Lake Sarez was formed as recently as 1911
A study has renewed fears that a mountain lake in Tajikistan may spill over, causing potentially disastrous floods across large parts of Central Asia.
The warning comes from a research expedition by Tajik civil defence experts and Russian mountaineers which has just returned from Lake Sarez, more than 3,000 metres (9,843 feet) up in the Pamir mountains.
They say an earthquake in nearby Afghanistan could rupture the natural barrier holding back the lake, unleashing a torrent of water up to 100m (328ft) high, Tajik TV reports.
The resulting flood could surge down the Panj and Amu Darya rivers and devastate large swathes of inhabited land not only in Afghanistan and Tajikistan themselves, but also in neighbouring Uzbekistan and Turkmenistan.
The floods could reach as far down as the Aral Sea, more than 1,000 kilometres (621 miles) away.
Lake Sarez was itself created by a powerful earthquake in 1911.
Its waters are held back by the Usoi natural barrier, a wall of rocks and boulders over 500m (1640ft) high.
Scientists say the lake could disappear just as quickly as it appeared.
The expedition, organized by the Tajik Emergencies Ministry and Russia's International Mountaineering Federation, set out to investigate the likelihood of the Usoi barrier bursting.
It found that an earthquake with an epicentre in Afghanistan could send mudslides and avalanches crashing into the lake.
The resulting wave would be up to 250m (820ft) high and would force water through the lake's natural barrier, Tajik TV said.
If the barrier ruptured, the torrent would cause further landslides in the valley below.
Tajikistan has long been warning of the potential for disaster posed by the lake.
Four years ago, a team of experts funded by the World Bank and the United Nations said the lake could result in the largest flood ever seen.
Tajik President Emomali Rahmonov echoed the fears in a speech to the United Nations in 2000, saying that floods caused by the lake's rupture could make five million people homeless.
Concern has also been expressed in Uzbekistan over the potential threat to the plains of Central Asia.
The region's jumpiness is not surprising, as the area is prone to earthquakes.
In 1999, a quake centred in Afghanistan caused alarm when tremors were registered in the area of Lake Sarez.
In the mid-1990s, the lake's water level was reported to have risen to a critical point after an earthquake caused two rocky overhangs to fall into the lake.
The Russian-Tajik expedition team will publish its final report on 29 August, and a documentary made using its video material is to be shown at events around the world, Tajik TV said.

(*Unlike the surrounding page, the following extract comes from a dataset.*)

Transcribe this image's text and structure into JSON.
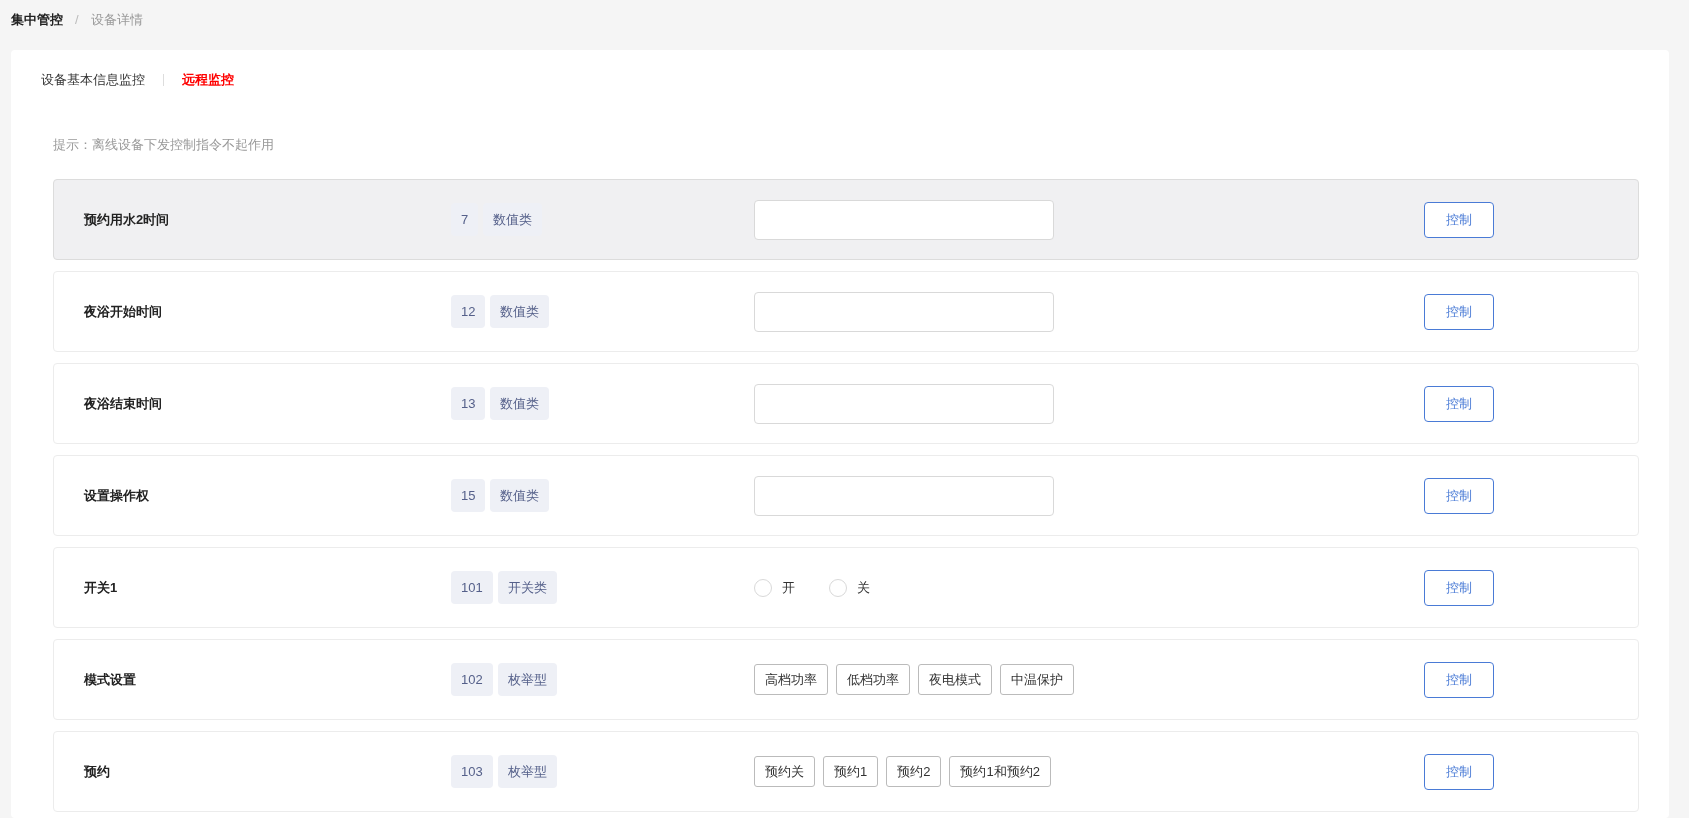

BBC Monitoring, based in Caversham in southern England, selects and translates information from radio, television, press, news agencies and the Internet from 150 countries in more than 70 languages.